v The Vice President should appoint an ANR Advocacy and Strategic Communications Policy Advisory Council to set program goals, identify key elected officials and other high visibility decision makers to focus on, help recruit volunteer advocates, review and approve potential messages and promotional materials, and ensure coordination with other UC systemwide and campus-based advocacy efforts.
v Messages regarding the value and benefits of ANR, its programs and its people should be thoroughly tested for effectiveness before being used externally.
v To maximize the opportunity to achieve increased support for UC in general, as well as for ANR specifically, messages should build upon and be integrated with UC systemwide and campus advocacy campaigns and messages whenever possible.
v ANR employees involved in advocacy and strategic communications efforts should have access to regular training to assist them in honing message delivery and other advocacy skills – ANR should take advantage of new technologies to provide live and on-demand training sessions over the Internet to maximize participation and reduce costs.
v Use of the Internet and other distance education technologies should be employed to communicate more effectively with volunteer, grassroots advocates and to ensure that they have a clear understanding of ANR, its programs and people, message content and UC and ANR priorities and objectives.
v While not every interaction or “in-person” contact by an ANR employee or volunteer advocate requires a report, these contacts will often generate important insights, additional questions or specific requests – an easy and efficient mechanism for receiving and following-up on feedback is crucial to a successful program.
v Advocacy and Development are complementary and ANR should look to build long-term relationships with volunteer advocates that may result in increased giving, as well as educating employees on ANR development guidelines and opportunities.
Vice President Dooley also supports the appointment of a Director for ANR Advocacy and Strategic Communications to:

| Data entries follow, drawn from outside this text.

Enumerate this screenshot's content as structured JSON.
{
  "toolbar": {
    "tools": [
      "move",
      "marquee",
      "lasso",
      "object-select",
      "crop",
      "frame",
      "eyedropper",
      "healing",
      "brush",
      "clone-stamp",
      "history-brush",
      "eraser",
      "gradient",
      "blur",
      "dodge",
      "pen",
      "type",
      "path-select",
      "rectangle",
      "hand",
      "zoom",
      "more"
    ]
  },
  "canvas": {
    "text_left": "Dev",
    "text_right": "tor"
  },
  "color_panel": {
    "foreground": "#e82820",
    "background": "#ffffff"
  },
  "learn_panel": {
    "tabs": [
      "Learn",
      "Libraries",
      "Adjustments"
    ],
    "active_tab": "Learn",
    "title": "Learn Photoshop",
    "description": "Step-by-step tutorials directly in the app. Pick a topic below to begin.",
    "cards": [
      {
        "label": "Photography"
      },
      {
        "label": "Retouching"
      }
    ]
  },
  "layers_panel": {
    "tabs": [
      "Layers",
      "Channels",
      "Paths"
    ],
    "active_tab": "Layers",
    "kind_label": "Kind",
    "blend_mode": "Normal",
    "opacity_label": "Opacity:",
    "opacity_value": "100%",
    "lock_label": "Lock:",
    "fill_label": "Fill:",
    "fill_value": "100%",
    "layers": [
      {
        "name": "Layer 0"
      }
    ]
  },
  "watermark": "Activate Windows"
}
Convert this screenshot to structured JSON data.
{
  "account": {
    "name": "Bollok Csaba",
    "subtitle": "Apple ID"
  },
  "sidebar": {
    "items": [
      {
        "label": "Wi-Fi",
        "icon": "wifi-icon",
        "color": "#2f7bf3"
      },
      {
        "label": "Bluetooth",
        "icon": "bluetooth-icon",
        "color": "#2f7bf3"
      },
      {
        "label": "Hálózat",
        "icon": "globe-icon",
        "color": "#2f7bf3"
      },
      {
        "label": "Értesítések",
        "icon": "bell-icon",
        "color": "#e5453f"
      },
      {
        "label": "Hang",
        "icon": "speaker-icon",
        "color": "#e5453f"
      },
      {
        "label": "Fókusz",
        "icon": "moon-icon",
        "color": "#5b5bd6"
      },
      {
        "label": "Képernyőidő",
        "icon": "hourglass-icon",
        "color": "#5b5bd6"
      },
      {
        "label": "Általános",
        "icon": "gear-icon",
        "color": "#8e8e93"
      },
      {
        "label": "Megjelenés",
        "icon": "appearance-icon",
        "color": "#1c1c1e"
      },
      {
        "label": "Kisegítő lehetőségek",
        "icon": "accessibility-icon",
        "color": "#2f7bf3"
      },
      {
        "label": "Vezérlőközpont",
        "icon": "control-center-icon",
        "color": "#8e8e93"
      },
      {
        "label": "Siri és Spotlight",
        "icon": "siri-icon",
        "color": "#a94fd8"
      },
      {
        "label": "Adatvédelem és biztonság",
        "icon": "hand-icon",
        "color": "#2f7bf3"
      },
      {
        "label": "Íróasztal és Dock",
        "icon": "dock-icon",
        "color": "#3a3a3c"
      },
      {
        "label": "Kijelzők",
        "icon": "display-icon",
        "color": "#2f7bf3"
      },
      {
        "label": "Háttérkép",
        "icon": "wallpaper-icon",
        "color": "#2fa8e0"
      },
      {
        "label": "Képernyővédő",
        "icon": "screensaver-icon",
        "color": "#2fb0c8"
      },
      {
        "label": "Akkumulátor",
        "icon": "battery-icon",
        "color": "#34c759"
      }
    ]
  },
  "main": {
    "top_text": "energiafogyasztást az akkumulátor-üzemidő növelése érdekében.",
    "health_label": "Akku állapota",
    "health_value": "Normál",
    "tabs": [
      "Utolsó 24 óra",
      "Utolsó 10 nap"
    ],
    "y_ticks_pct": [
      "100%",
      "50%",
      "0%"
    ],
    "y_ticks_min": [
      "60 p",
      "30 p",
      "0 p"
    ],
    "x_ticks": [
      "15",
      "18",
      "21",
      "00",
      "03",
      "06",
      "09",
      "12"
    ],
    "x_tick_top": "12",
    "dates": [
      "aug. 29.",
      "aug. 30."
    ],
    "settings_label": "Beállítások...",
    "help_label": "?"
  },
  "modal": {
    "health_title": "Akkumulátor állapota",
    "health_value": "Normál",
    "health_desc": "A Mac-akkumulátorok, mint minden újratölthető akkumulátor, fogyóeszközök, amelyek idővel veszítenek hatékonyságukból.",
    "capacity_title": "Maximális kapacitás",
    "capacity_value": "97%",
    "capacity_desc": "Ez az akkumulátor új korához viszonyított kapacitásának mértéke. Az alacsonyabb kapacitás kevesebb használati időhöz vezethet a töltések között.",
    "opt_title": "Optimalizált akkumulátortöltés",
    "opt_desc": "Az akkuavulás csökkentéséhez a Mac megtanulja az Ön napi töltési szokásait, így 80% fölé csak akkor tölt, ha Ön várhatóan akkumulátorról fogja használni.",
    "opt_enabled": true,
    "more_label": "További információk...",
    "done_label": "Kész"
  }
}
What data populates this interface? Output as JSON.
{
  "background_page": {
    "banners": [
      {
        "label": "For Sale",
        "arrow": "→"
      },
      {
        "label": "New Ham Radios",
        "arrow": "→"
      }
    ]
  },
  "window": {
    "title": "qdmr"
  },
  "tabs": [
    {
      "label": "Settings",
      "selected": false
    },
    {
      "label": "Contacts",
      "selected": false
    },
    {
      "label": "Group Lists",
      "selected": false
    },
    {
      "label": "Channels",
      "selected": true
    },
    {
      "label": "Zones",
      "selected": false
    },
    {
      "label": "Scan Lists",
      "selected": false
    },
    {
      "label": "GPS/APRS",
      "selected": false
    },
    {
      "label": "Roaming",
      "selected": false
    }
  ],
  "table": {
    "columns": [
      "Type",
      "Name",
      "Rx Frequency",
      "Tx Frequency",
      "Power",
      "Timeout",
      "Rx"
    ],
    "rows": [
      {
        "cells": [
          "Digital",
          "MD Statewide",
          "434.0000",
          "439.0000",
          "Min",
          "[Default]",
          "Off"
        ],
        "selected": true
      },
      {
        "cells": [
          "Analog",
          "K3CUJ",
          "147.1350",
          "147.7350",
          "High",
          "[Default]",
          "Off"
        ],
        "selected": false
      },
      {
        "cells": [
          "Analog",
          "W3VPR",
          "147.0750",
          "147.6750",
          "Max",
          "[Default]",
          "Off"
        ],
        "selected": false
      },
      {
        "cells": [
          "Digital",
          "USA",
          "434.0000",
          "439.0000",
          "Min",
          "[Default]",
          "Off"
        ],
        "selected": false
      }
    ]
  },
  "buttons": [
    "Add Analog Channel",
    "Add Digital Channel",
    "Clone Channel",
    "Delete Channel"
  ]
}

v Provide day-to-day leadership, under the supervision of the Executive Director for Governmental and External Relations, for implementation of the ANR Advocacy and Strategic Communications Initiative.
v Be responsible for information sharing about the program across ANR, UC and external stakeholder communities; completing needs assessments and creating, testing and refining messages for outreach campaigns; coordinating the implementation of the advocacy and strategic communications program; and, advising the Vice President and the Policy Advisory Council on program goals, outcomes and needs.
The Task Force recommended that the program be regularly monitored and noted that success would be achieved if measureable outcomes included heightened awareness of ANR and UC by elected officials and other influential decision makers – “who we are, what we do, how we help them, how they can help us” – and with an increase in permanent and temporary funding for Division programs by 2012, or four years from launch.
Prepared by Steven P. Nation, Executive Director, ANR Governmental and External Relations, UC Office of the President, Oakland, CA (January 2009)